• Data to process:
■ ■ ■ ■ ■
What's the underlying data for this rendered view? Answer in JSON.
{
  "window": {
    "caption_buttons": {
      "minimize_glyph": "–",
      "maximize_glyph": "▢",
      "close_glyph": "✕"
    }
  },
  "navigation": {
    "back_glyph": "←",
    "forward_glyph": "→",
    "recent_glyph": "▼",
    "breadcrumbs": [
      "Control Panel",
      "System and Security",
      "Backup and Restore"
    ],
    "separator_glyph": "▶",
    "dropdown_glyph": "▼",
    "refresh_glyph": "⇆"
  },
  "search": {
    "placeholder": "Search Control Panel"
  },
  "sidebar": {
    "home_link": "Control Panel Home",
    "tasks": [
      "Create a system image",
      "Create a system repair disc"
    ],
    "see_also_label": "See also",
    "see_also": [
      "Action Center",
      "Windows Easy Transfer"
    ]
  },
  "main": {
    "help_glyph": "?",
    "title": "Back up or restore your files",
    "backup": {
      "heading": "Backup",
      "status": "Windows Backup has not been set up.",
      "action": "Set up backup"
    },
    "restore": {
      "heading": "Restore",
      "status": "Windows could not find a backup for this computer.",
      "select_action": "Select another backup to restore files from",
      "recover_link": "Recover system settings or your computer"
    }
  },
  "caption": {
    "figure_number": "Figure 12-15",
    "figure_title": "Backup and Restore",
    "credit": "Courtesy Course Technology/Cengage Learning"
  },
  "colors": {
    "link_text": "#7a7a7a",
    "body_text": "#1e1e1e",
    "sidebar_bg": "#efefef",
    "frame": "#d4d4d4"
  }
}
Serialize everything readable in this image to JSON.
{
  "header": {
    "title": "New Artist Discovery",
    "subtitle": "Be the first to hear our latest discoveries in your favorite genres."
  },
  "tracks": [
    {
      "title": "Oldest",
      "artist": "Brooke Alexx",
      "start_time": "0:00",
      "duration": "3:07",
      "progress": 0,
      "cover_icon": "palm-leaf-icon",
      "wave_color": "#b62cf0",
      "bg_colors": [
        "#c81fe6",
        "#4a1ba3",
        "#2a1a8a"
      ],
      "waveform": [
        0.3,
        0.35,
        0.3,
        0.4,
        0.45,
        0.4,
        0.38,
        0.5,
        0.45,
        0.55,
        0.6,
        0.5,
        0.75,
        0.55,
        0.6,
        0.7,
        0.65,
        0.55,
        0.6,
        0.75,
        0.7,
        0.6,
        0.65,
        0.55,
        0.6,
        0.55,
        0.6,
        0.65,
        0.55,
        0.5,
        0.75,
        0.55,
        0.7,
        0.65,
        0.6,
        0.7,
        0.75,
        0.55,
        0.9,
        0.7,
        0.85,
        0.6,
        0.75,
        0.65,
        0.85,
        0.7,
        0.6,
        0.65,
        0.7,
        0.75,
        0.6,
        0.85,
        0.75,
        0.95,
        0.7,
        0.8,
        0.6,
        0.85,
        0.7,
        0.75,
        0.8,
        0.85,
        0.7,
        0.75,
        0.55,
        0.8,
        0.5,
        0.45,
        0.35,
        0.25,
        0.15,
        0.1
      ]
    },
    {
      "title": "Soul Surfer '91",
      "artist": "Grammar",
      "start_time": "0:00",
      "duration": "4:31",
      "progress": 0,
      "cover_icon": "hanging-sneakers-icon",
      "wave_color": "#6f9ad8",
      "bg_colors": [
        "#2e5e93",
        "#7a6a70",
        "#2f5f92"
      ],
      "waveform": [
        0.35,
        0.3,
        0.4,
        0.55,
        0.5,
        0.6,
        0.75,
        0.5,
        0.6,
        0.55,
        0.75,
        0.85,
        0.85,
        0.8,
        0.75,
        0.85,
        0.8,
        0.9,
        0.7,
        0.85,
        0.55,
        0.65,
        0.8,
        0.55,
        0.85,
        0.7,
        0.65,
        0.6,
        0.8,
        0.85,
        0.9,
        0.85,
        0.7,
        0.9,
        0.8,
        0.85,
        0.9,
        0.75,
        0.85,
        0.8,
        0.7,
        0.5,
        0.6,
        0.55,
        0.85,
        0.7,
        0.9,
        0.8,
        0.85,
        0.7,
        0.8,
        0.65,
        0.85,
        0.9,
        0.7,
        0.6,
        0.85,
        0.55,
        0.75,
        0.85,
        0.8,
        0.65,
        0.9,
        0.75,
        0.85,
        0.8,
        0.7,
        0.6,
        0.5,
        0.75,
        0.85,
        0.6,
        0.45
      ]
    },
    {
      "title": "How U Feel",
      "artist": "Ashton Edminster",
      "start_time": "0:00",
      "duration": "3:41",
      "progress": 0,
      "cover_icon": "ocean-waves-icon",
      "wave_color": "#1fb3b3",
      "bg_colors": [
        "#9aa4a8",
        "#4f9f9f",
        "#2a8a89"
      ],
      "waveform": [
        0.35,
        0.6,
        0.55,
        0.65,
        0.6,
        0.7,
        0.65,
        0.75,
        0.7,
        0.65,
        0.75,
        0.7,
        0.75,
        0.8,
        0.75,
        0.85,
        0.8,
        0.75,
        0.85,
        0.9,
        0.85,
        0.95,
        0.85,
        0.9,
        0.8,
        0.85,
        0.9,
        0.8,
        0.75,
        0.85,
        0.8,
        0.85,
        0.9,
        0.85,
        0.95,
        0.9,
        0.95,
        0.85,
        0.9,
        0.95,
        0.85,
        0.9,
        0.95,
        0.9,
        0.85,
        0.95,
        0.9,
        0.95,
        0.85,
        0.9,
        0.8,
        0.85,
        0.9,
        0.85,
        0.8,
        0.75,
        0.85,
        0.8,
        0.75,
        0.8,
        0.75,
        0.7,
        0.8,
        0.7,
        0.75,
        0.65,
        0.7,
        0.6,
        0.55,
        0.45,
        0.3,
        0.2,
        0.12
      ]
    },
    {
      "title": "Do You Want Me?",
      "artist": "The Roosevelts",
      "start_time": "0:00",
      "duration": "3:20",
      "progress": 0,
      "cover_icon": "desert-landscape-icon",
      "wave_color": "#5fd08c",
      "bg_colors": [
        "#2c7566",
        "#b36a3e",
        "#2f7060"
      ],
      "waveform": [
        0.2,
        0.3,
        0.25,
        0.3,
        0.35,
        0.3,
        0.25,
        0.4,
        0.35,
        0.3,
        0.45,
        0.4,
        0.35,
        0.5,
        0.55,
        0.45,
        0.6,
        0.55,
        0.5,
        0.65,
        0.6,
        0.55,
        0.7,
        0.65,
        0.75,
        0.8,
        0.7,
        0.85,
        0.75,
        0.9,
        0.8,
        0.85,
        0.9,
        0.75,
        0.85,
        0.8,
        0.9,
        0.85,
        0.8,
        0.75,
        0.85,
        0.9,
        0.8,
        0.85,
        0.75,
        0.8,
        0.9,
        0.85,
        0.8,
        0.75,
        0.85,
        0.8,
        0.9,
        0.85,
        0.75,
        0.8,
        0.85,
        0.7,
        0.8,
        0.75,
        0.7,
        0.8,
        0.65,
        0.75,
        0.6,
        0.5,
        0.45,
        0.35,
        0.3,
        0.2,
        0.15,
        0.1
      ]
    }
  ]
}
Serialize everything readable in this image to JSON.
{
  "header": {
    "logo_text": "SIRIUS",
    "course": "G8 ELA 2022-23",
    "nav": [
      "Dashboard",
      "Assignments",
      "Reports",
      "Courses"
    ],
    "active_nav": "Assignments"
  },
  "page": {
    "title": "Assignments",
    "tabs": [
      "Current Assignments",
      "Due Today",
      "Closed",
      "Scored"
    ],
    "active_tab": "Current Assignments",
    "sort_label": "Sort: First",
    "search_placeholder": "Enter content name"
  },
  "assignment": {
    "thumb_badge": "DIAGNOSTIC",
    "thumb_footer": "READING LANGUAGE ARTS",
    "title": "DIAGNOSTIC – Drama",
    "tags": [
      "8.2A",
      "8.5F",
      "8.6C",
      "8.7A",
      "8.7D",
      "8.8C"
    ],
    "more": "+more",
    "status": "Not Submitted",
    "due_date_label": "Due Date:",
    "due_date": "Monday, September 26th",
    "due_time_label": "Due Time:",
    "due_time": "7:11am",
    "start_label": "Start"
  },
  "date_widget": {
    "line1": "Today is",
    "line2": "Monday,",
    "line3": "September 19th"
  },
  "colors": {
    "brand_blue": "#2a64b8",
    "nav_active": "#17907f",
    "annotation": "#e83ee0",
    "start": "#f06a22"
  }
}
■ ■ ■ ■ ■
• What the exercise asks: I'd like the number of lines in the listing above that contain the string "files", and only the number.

• Problem solution: 2